Audi has revived one of the most illustrious names from its rich motorsport history for its latest high-performance road cars.
The S1 Sport Quattro was Audi’s World Rally Championship contender in the fearsome era of Group B in the mid-1980s.
In the hands of Walter Röhrl, Stig Blomqvist, Hannu Mikkola and Michele Mouton, it helped Audi to win the 1984 championship and finish runner-up in 1985. In 1987 Röhrl also drove it to victory in the Pikes Peak hillclimb in America.
Now the S1 badge has been applied to the sporting flagships of the Audi A1 and A1 Sportback ranges. The new S1 models are the most potent superminis on the market, the only cars in the class with four-wheel drive and the smallest quattros ever released by Audi – although they were preceded by the limited-edition A1 quattro, of which only 333 were ever made, with 19 coming to the UK.
The S1s are powered by a detuned version of the 2.0-litre turbocharged engine from the larger S3, delivering 228bhp and 370Nm of torque – another best-in-class figure.
They have a new version of Audi’s quattro all-wheel-drive system incorporating a hydraulic multi-plate clutch mounted on the rear axle for better weight distribution.
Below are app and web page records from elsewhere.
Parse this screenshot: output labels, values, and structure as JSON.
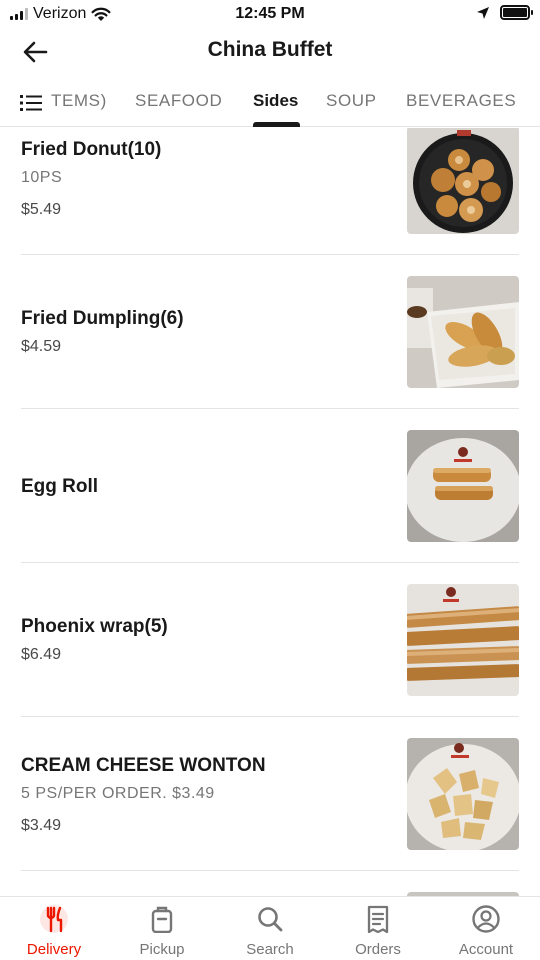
{
  "status_bar": {
    "carrier": "Verizon",
    "time": "12:45 PM",
    "battery_level": 1.0
  },
  "header": {
    "title": "China Buffet",
    "back_icon": "arrow-left-icon"
  },
  "tabs": {
    "menu_icon": "list-icon",
    "items": [
      {
        "label": "TEMS)",
        "active": false
      },
      {
        "label": "SEAFOOD",
        "active": false
      },
      {
        "label": "Sides",
        "active": true
      },
      {
        "label": "SOUP",
        "active": false
      },
      {
        "label": "BEVERAGES",
        "active": false
      }
    ]
  },
  "menu_items": [
    {
      "name": "Fried Donut(10)",
      "description": "10PS",
      "price": "$5.49"
    },
    {
      "name": "Fried Dumpling(6)",
      "price": "$4.59"
    },
    {
      "name": "Egg Roll"
    },
    {
      "name": "Phoenix wrap(5)",
      "price": "$6.49"
    },
    {
      "name": "CREAM CHEESE  WONTON",
      "description": "5 PS/PER ORDER.  $3.49",
      "price": "$3.49"
    }
  ],
  "bottom_nav": [
    {
      "label": "Delivery",
      "icon": "utensils-icon",
      "active": true
    },
    {
      "label": "Pickup",
      "icon": "bag-icon",
      "active": false
    },
    {
      "label": "Search",
      "icon": "search-icon",
      "active": false
    },
    {
      "label": "Orders",
      "icon": "receipt-icon",
      "active": false
    },
    {
      "label": "Account",
      "icon": "account-icon",
      "active": false
    }
  ],
  "colors": {
    "accent": "#eb1700",
    "text_primary": "#191919",
    "text_secondary": "#767676",
    "divider": "#e4e4e4"
  }
}
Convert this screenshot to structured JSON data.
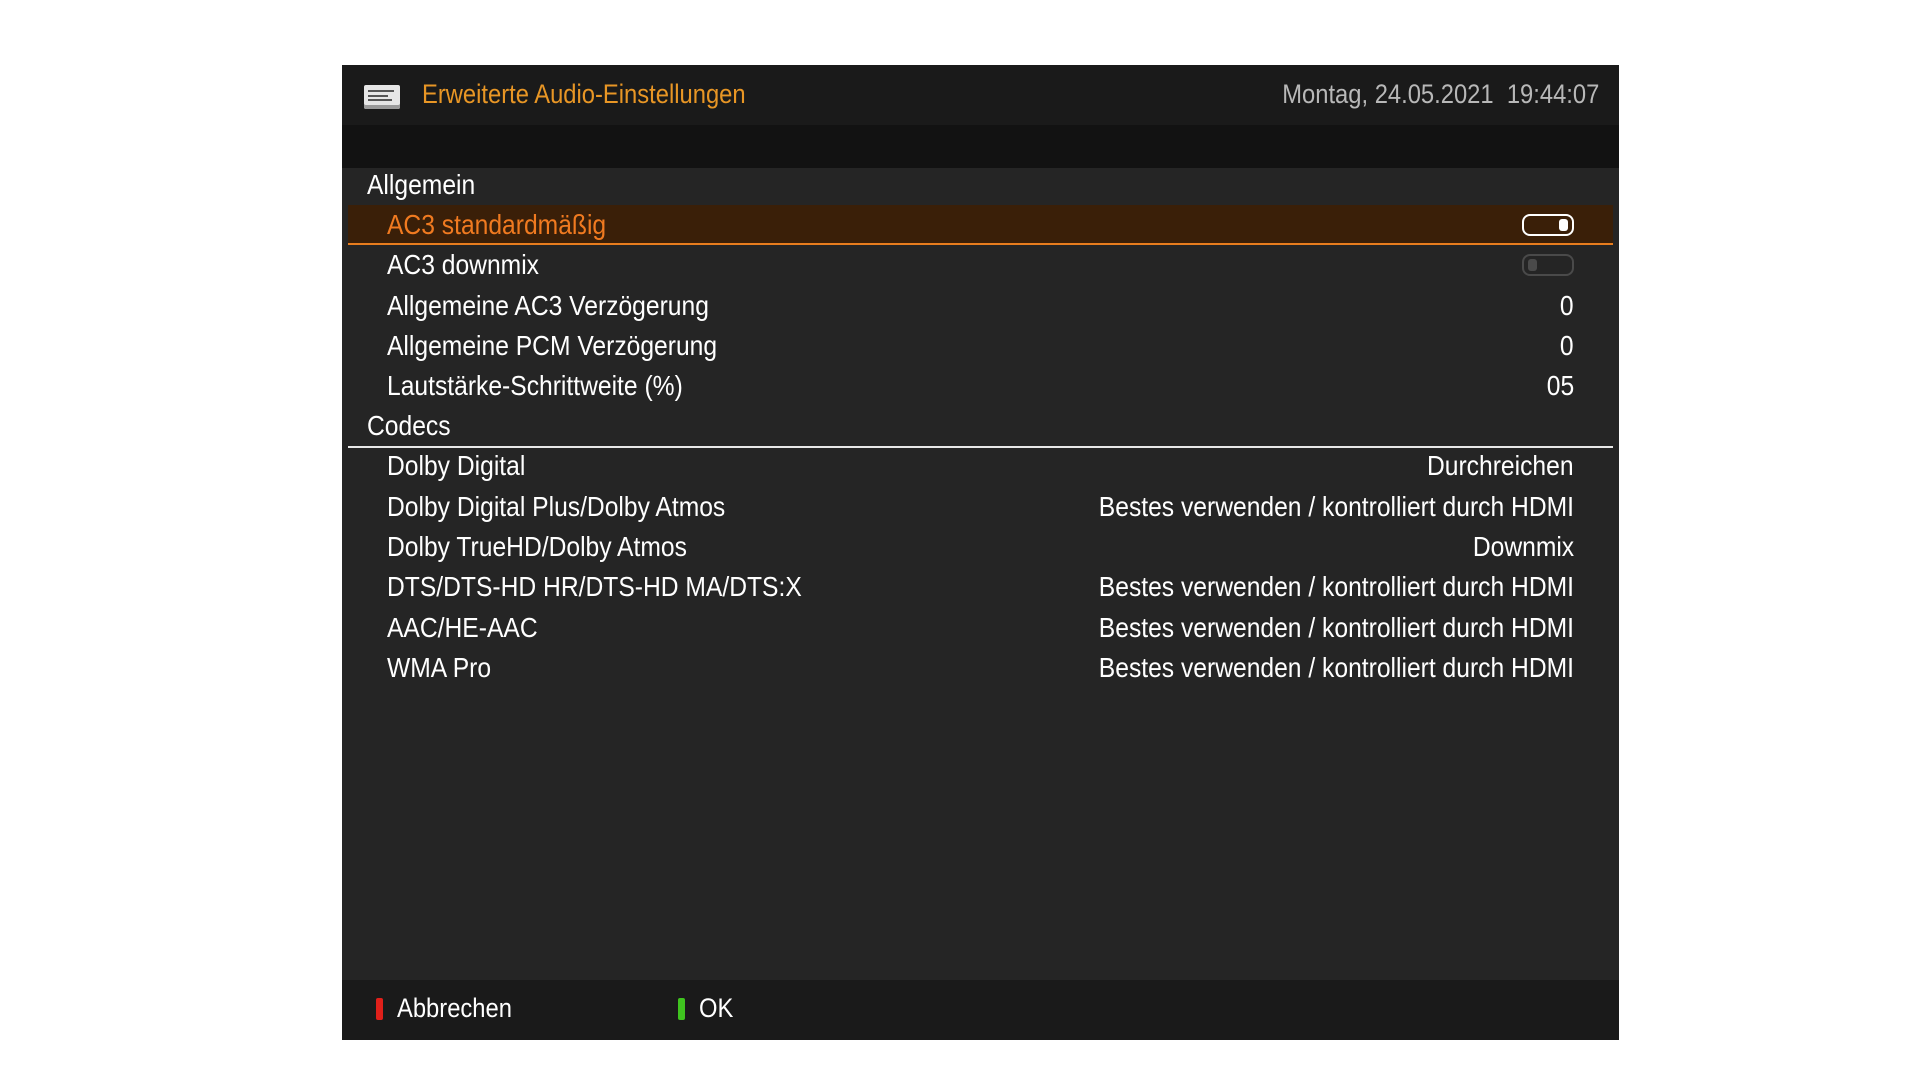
{
  "header": {
    "title": "Erweiterte Audio-Einstellungen",
    "date": "Montag, 24.05.2021",
    "time": "19:44:07",
    "icon": "settings-list-icon"
  },
  "sections": [
    {
      "title": "Allgemein",
      "items": [
        {
          "label": "AC3 standardmäßig",
          "type": "toggle",
          "on": true,
          "selected": true
        },
        {
          "label": "AC3 downmix",
          "type": "toggle",
          "on": false
        },
        {
          "label": "Allgemeine AC3 Verzögerung",
          "type": "value",
          "value": "0"
        },
        {
          "label": "Allgemeine PCM Verzögerung",
          "type": "value",
          "value": "0"
        },
        {
          "label": "Lautstärke-Schrittweite (%)",
          "type": "value",
          "value": "05"
        }
      ]
    },
    {
      "title": "Codecs",
      "items": [
        {
          "label": "Dolby Digital",
          "type": "value",
          "value": "Durchreichen"
        },
        {
          "label": "Dolby Digital Plus/Dolby Atmos",
          "type": "value",
          "value": "Bestes verwenden / kontrolliert durch HDMI"
        },
        {
          "label": "Dolby TrueHD/Dolby Atmos",
          "type": "value",
          "value": "Downmix"
        },
        {
          "label": "DTS/DTS-HD HR/DTS-HD MA/DTS:X",
          "type": "value",
          "value": "Bestes verwenden / kontrolliert durch HDMI"
        },
        {
          "label": "AAC/HE-AAC",
          "type": "value",
          "value": "Bestes verwenden / kontrolliert durch HDMI"
        },
        {
          "label": "WMA Pro",
          "type": "value",
          "value": "Bestes verwenden / kontrolliert durch HDMI"
        }
      ]
    }
  ],
  "footer": {
    "buttons": [
      {
        "label": "Abbrechen",
        "color": "#e0201a",
        "name": "cancel-button"
      },
      {
        "label": "OK",
        "color": "#3fc31f",
        "name": "ok-button"
      }
    ]
  },
  "colors": {
    "accent": "#e87d1e",
    "title": "#e89625",
    "background": "#252525"
  }
}
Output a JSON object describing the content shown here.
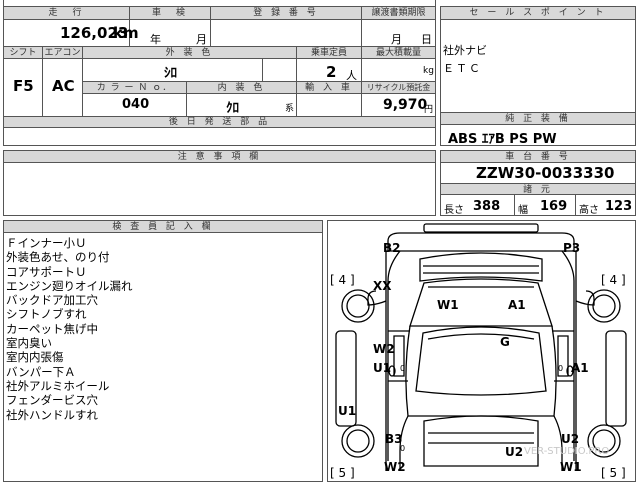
{
  "top_fields": {
    "mileage_label": "走　行",
    "mileage_value": "126,023",
    "mileage_unit": "km",
    "inspection_label": "車　検",
    "inspection_year": "年",
    "inspection_month": "月",
    "registration_label": "登 録 番 号",
    "transfer_deadline_label": "譲渡書類期限",
    "transfer_month": "月",
    "transfer_day": "日"
  },
  "row2": {
    "shift_label": "シフト",
    "shift_value": "F5",
    "ac_label": "エアコン",
    "ac_value": "AC",
    "exterior_color_label": "外 装 色",
    "exterior_color_value": "ｼﾛ",
    "capacity_label": "乗車定員",
    "capacity_value": "2",
    "capacity_unit": "人",
    "max_load_label": "最大積載量",
    "max_load_unit": "kg",
    "color_no_label": "カ ラ ー Ｎ ｏ．",
    "color_no_value": "040",
    "interior_color_label": "内 装 色",
    "interior_color_value": "ｸﾛ",
    "interior_color_suffix": "系",
    "import_label": "輸 入 車",
    "recycle_label": "リサイクル預託金",
    "recycle_value": "9,970",
    "recycle_unit": "円"
  },
  "later_docs_label": "後 日 発 送 部 品",
  "sales_point": {
    "header": "セ ー ル ス ポ イ ン ト",
    "lines": [
      "社外ナビ",
      "ＥＴＣ"
    ]
  },
  "genuine_equipment": {
    "header": "純 正 装 備",
    "value": "ABS ｴｱB PS PW"
  },
  "caution_label": "注 意 事 項 欄",
  "chassis": {
    "header": "車 台 番 号",
    "value": "ZZW30-0033330",
    "dims_header": "諸 元",
    "length_label": "長さ",
    "length_value": "388",
    "width_label": "幅",
    "width_value": "169",
    "height_label": "高さ",
    "height_value": "123"
  },
  "inspector": {
    "header": "検 査 員 記 入 欄",
    "notes": [
      "Ｆインナー小Ｕ",
      "外装色あせ、のり付",
      "コアサポートＵ",
      "エンジン廻りオイル漏れ",
      "バックドア加工穴",
      "シフトノブすれ",
      "カーペット焦げ中",
      "室内臭い",
      "室内内張傷",
      "バンパー下Ａ",
      "社外アルミホイール",
      "フェンダービス穴",
      "社外ハンドルすれ"
    ]
  },
  "diagram_marks": {
    "b2": "B2",
    "p3": "P3",
    "tire_fl": "[ 4 ]",
    "tire_fr": "[ 4 ]",
    "xx": "XX",
    "w1_hood": "W1",
    "a1_hood": "A1",
    "g": "G",
    "w2_left": "W2",
    "u1_left": "U1",
    "a1_right": "A1",
    "zero1": "0",
    "zero2": "0",
    "zero3": "0",
    "u1_sill": "U1",
    "b3": "B3",
    "u2_right": "U2",
    "u2_rear": "U2",
    "w2_rear": "W2",
    "w1_rear": "W1",
    "tire_rl": "[ 5 ]",
    "tire_rr": "[ 5 ]",
    "watermark": "VER-STUDIO.PRO"
  }
}
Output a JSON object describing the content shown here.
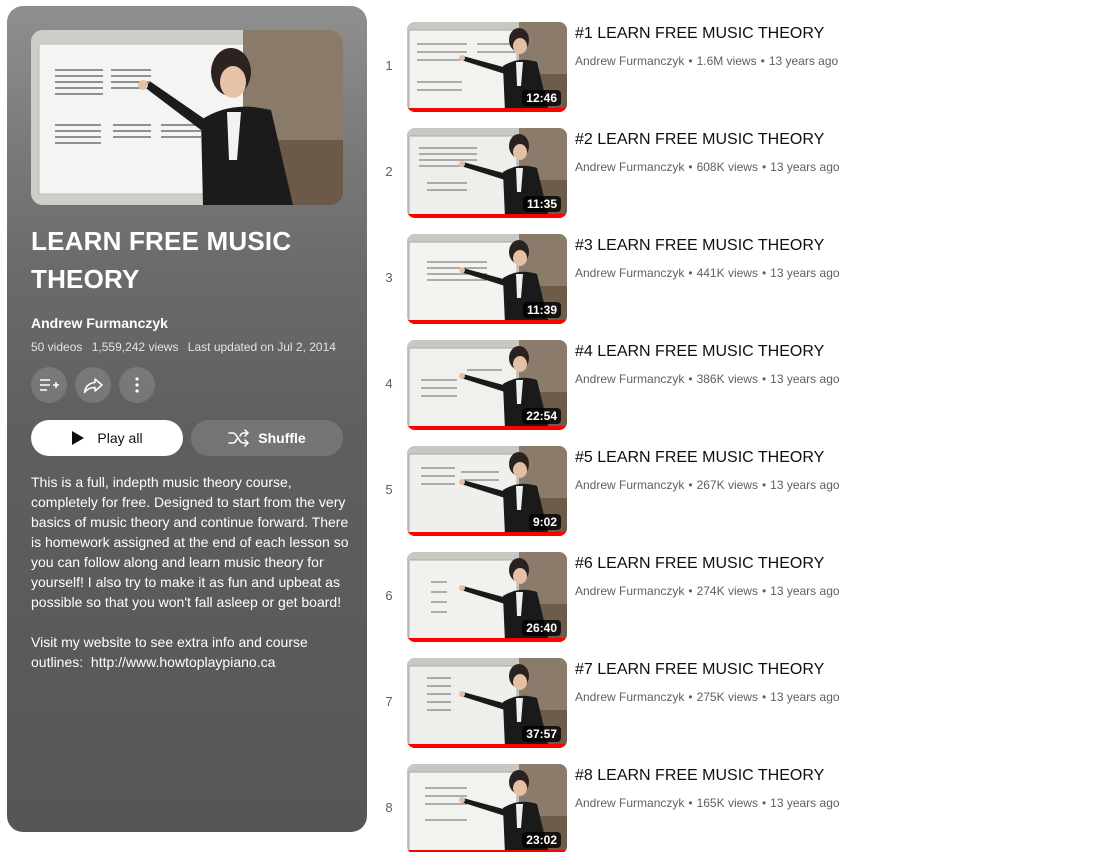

They also feature independent rear suspension rather than the beam axle of the mainstream A1 and A1 Sportback.
They take the number of body styles to be given the S treatment to 12. S models typically claim around 5 per cent of sales of their respective ranges.
Audi has now sold more than five million all-wheel-drive cars since the introduction of the Quattro in 1980. The company’s first pure road-going S model was the S Coupé of 1992, although 200 versions of the mid-80s S1 had to be built for road use to satisfy Group B regulations.